be conscious of your stress levels and use ways to keep yourself calm and resourced to prevent unwittingly exacerbating situations with traumatized young people
create and use a checklist to help youngsters find and recall tactics that they know will help them relax
Because traumatized children lack internal working models for relating to adults,
they have experienced experiences with adults who did not understand or address their needs
previous connections with adults felt unpredictable
adults have mistreated them in the past
they are confused about how to exert control or influence over adult behavior or communication
engage in regular and repetitive interactions that communicate continuity no matter what
communicate to children how trust, caring, and support are tied to each other
develop and sustain consistent, engaging techniques across time and across different school settings
Introduction to Loss And Its Consequences
CLA has frequently experienced loss before being cared for due to bad relationships with their caregivers and the terrible circumstances in which they reside. For example, they may have regularly felt abandoned and worried that they would never see their caregiver again. Alternatively, the youngster may have had uneven care and suffered loss and despair when their needs were not addressed.
Even if the child's bond to their birth parent was insecure or disorganized, being put into care marks a further loss for them. Even if their experiences are far from ideal, the youngster loses everything that is known to them. In foster care, instability leads to further loss experiences. As a result, CLA frequently suffers repeated losses.
People experiencing loss or grief, according to Kubler-Ross (1969), go through stages. The stages are as follows:
disbelief and shock
despair and sadness
acceptance and comprehension
Each person will progress through the stages at their own pace and in their own order.
Helping young people cope with loss and sadness
discuss the loss. This allows youngsters to talk about it as well
inquire about how children perceive loss and measure their bodily and emotional reactions
stick to school routines since they bring consistency and security
be patient when listening. Remember that everyone is different and will grieve in their own way and at their own pace
be prepared to talk about the loss a lot. Children should be encouraged to talk about, act out, or express their feelings about the loss, as well as other changes that have occurred in their lives due to the failure, through writing or art
provide crucial information about the loss to youngsters at an appropriate developmental stage. Tell no lies or half-truths

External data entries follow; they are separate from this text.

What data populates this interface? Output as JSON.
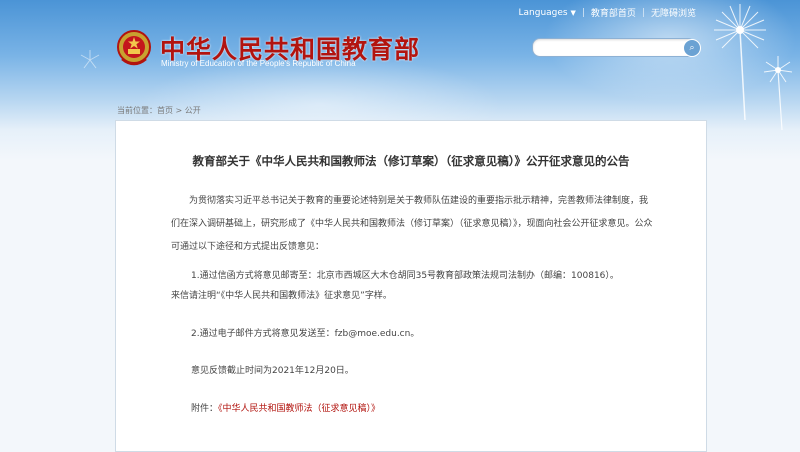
{
  "header": {
    "title": "中华人民共和国教育部",
    "subtitle": "Ministry of Education of the People's Republic of China",
    "top_links": {
      "languages": "Languages",
      "home": "教育部首页",
      "accessibility": "无障碍浏览"
    },
    "search": {
      "placeholder": "",
      "button_icon": "search-icon"
    }
  },
  "breadcrumb": {
    "prefix": "当前位置：",
    "home": "首页",
    "separator": ">",
    "current": "公开"
  },
  "article": {
    "title": "教育部关于《中华人民共和国教师法（修订草案）（征求意见稿）》公开征求意见的公告",
    "intro": "为贯彻落实习近平总书记关于教育的重要论述特别是关于教师队伍建设的重要指示批示精神，完善教师法律制度，我们在深入调研基础上，研究形成了《中华人民共和国教师法（修订草案）（征求意见稿）》，现面向社会公开征求意见。公众可通过以下途径和方式提出反馈意见：",
    "item1_line1": "1.通过信函方式将意见邮寄至：北京市西城区大木仓胡同35号教育部政策法规司法制办（邮编：100816）。",
    "item1_line2": "来信请注明“《中华人民共和国教师法》征求意见”字样。",
    "item2": "2.通过电子邮件方式将意见发送至：fzb@moe.edu.cn。",
    "deadline": "意见反馈截止时间为2021年12月20日。",
    "attachment_label": "附件：",
    "attachment_link": "《中华人民共和国教师法（征求意见稿）》"
  },
  "colors": {
    "brand_red": "#b2140f",
    "sky_blue": "#4b94d6",
    "link_red": "#b2140f"
  }
}
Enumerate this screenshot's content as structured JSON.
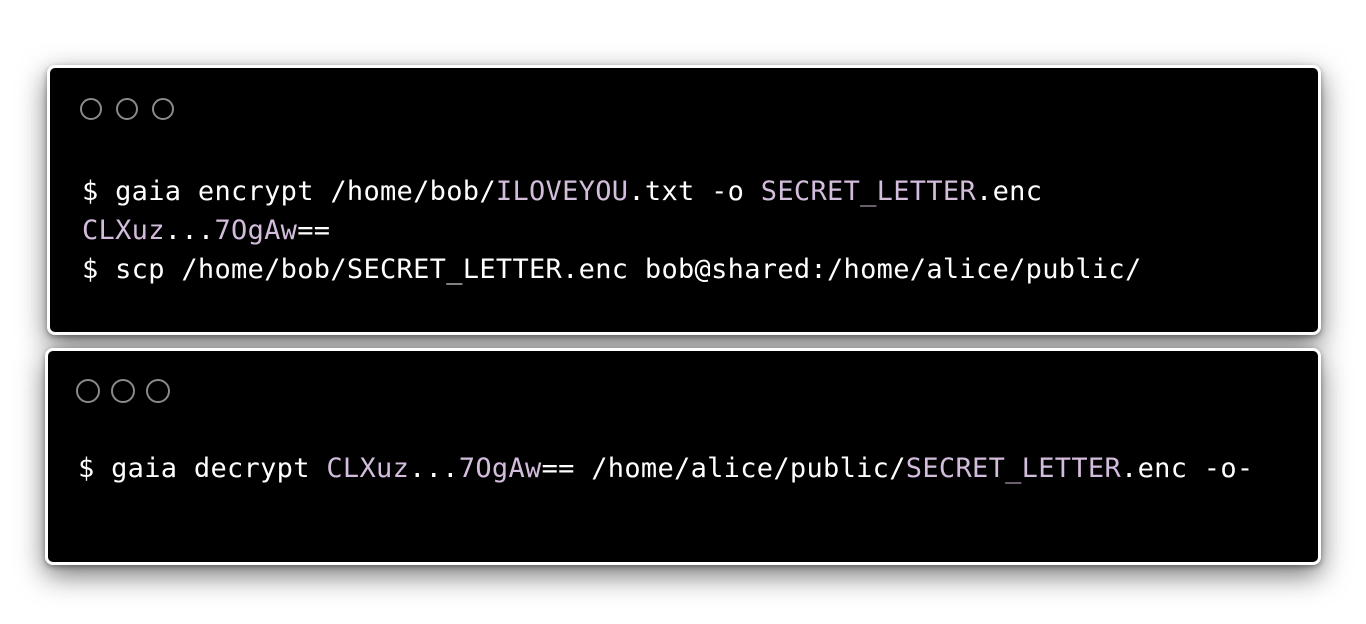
{
  "colors": {
    "background": "#ffffff",
    "terminal_bg": "#000000",
    "text": "#ffffff",
    "highlight": "#d3bddc",
    "window_dot": "#8a8a8a"
  },
  "terminal_1": {
    "lines": [
      [
        {
          "t": "$ gaia encrypt /home/bob/",
          "hl": false
        },
        {
          "t": "ILOVEYOU",
          "hl": true
        },
        {
          "t": ".txt -o ",
          "hl": false
        },
        {
          "t": "SECRET_LETTER",
          "hl": true
        },
        {
          "t": ".enc",
          "hl": false
        }
      ],
      [
        {
          "t": "CLXuz",
          "hl": true
        },
        {
          "t": "...",
          "hl": false
        },
        {
          "t": "7OgAw",
          "hl": true
        },
        {
          "t": "==",
          "hl": false
        }
      ],
      [
        {
          "t": "$ scp /home/bob/SECRET_LETTER.enc bob@shared:/home/alice/public/",
          "hl": false
        }
      ]
    ]
  },
  "terminal_2": {
    "lines": [
      [
        {
          "t": "$ gaia decrypt ",
          "hl": false
        },
        {
          "t": "CLXuz",
          "hl": true
        },
        {
          "t": "...",
          "hl": false
        },
        {
          "t": "7OgAw",
          "hl": true
        },
        {
          "t": "== /home/alice/public/",
          "hl": false
        },
        {
          "t": "SECRET_LETTER",
          "hl": true
        },
        {
          "t": ".enc -o-",
          "hl": false
        }
      ]
    ]
  }
}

assist youngsters in understanding their loss and intervene to dispel misconceptions regarding the event's cause, ensuring that they do not blame themselves for the circumstance
assist the child in creating memories, such as using scrapbooks to recognize people who have been important to them
provide a model of healthy mourning by being open about times when you have experienced sadness and grief
take care of yourself, so you can assist the children and adolescents in your care - Recognize that it will take time to mourn and that recovery from loss is a process that occurs over months and years
allow for breaks
children who have had many losses will require long-term support. Therefore, make an effort to build multiple support mechanisms.